■ **Work order**:
The entries below are to be printed again word for word.
============================================================
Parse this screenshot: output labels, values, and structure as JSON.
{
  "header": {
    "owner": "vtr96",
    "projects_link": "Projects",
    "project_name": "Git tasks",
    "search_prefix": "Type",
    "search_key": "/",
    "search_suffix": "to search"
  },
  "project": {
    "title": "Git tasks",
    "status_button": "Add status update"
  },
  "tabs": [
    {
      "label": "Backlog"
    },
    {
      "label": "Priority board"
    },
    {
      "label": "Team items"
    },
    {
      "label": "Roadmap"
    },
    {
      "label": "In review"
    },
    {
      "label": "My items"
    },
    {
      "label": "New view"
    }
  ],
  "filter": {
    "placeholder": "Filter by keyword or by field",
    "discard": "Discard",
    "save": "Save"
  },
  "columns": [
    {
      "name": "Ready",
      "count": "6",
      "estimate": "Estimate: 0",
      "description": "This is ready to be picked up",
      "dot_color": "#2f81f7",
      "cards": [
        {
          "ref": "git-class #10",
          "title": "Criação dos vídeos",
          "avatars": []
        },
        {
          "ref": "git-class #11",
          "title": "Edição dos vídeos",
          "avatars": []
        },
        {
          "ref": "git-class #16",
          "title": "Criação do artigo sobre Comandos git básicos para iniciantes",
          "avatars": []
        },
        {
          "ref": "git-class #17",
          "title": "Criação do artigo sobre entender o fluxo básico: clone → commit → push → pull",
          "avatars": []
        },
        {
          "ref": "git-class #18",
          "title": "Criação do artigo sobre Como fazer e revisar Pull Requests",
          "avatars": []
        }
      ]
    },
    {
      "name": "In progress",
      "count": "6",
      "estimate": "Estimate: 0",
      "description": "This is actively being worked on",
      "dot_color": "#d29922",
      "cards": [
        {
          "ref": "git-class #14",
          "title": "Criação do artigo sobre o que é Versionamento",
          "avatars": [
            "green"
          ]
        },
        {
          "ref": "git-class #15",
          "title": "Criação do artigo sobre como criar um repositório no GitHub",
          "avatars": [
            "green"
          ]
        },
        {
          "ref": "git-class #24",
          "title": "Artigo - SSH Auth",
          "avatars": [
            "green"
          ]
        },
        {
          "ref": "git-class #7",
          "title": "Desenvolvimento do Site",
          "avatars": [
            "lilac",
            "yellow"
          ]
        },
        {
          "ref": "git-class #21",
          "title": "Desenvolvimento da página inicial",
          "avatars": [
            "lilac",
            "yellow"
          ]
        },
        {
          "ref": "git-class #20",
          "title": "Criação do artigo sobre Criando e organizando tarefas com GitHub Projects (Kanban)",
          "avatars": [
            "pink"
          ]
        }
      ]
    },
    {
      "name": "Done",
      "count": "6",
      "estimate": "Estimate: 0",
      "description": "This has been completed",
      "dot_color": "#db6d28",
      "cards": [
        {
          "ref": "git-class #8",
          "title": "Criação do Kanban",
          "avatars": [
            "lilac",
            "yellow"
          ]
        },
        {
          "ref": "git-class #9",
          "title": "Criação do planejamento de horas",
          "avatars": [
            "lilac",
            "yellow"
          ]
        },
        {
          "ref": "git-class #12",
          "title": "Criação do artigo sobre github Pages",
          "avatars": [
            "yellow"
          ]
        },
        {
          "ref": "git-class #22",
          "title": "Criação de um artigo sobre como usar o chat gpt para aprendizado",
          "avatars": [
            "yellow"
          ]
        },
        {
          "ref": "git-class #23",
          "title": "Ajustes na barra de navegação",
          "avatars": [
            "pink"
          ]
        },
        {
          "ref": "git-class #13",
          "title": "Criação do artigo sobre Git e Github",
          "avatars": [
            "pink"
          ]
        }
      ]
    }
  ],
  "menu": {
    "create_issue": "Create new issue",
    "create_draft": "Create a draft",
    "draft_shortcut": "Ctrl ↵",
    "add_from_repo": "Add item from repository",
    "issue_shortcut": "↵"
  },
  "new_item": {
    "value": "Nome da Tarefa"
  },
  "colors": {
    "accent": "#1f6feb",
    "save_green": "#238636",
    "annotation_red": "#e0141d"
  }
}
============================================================
■ **Exercise result**:
Parse this screenshot: output labels, values, and structure as JSON.
{
  "header": {
    "owner": "vtr96",
    "projects_link": "Projects",
    "project_name": "Git tasks",
    "search_prefix": "Type",
    "search_key": "/",
    "search_suffix": "to search"
  },
  "project": {
    "title": "Git tasks",
    "status_button": "Add status update"
  },
  "tabs": [
    {
      "label": "Backlog"
    },
    {
      "label": "Priority board"
    },
    {
      "label": "Team items"
    },
    {
      "label": "Roadmap"
    },
    {
      "label": "In review"
    },
    {
      "label": "My items"
    },
    {
      "label": "New view"
    }
  ],
  "filter": {
    "placeholder": "Filter by keyword or by field",
    "discard": "Discard",
    "save": "Save"
  },
  "columns": [
    {
      "name": "Ready",
      "count": "6",
      "estimate": "Estimate: 0",
      "description": "This is ready to be picked up",
      "dot_color": "#2f81f7",
      "cards": [
        {
          "ref": "git-class #10",
          "title": "Criação dos vídeos",
          "avatars": []
        },
        {
          "ref": "git-class #11",
          "title": "Edição dos vídeos",
          "avatars": []
        },
        {
          "ref": "git-class #16",
          "title": "Criação do artigo sobre Comandos git básicos para iniciantes",
          "avatars": []
        },
        {
          "ref": "git-class #17",
          "title": "Criação do artigo sobre entender o fluxo básico: clone → commit → push → pull",
          "avatars": []
        },
        {
          "ref": "git-class #18",
          "title": "Criação do artigo sobre Como fazer e revisar Pull Requests",
          "avatars": []
        }
      ]
    },
    {
      "name": "In progress",
      "count": "6",
      "estimate": "Estimate: 0",
      "description": "This is actively being worked on",
      "dot_color": "#d29922",
      "cards": [
        {
          "ref": "git-class #14",
          "title": "Criação do artigo sobre o que é Versionamento",
          "avatars": [
            "green"
          ]
        },
        {
          "ref": "git-class #15",
          "title": "Criação do artigo sobre como criar um repositório no GitHub",
          "avatars": [
            "green"
          ]
        },
        {
          "ref": "git-class #24",
          "title": "Artigo - SSH Auth",
          "avatars": [
            "green"
          ]
        },
        {
          "ref": "git-class #7",
          "title": "Desenvolvimento do Site",
          "avatars": [
            "lilac",
            "yellow"
          ]
        },
        {
          "ref": "git-class #21",
          "title": "Desenvolvimento da página inicial",
          "avatars": [
            "lilac",
            "yellow"
          ]
        },
        {
          "ref": "git-class #20",
          "title": "Criação do artigo sobre Criando e organizando tarefas com GitHub Projects (Kanban)",
          "avatars": [
            "pink"
          ]
        }
      ]
    },
    {
      "name": "Done",
      "count": "6",
      "estimate": "Estimate: 0",
      "description": "This has been completed",
      "dot_color": "#db6d28",
      "cards": [
        {
          "ref": "git-class #8",
          "title": "Criação do Kanban",
          "avatars": [
            "lilac",
            "yellow"
          ]
        },
        {
          "ref": "git-class #9",
          "title": "Criação do planejamento de horas",
          "avatars": [
            "lilac",
            "yellow"
          ]
        },
        {
          "ref": "git-class #12",
          "title": "Criação do artigo sobre github Pages",
          "avatars": [
            "yellow"
          ]
        },
        {
          "ref": "git-class #22",
          "title": "Criação de um artigo sobre como usar o chat gpt para aprendizado",
          "avatars": [
            "yellow"
          ]
        },
        {
          "ref": "git-class #23",
          "title": "Ajustes na barra de navegação",
          "avatars": [
            "pink"
          ]
        },
        {
          "ref": "git-class #13",
          "title": "Criação do artigo sobre Git e Github",
          "avatars": [
            "pink"
          ]
        }
      ]
    }
  ],
  "menu": {
    "create_issue": "Create new issue",
    "create_draft": "Create a draft",
    "draft_shortcut": "Ctrl ↵",
    "add_from_repo": "Add item from repository",
    "issue_shortcut": "↵"
  },
  "new_item": {
    "value": "Nome da Tarefa"
  },
  "colors": {
    "accent": "#1f6feb",
    "save_green": "#238636",
    "annotation_red": "#e0141d"
  }
}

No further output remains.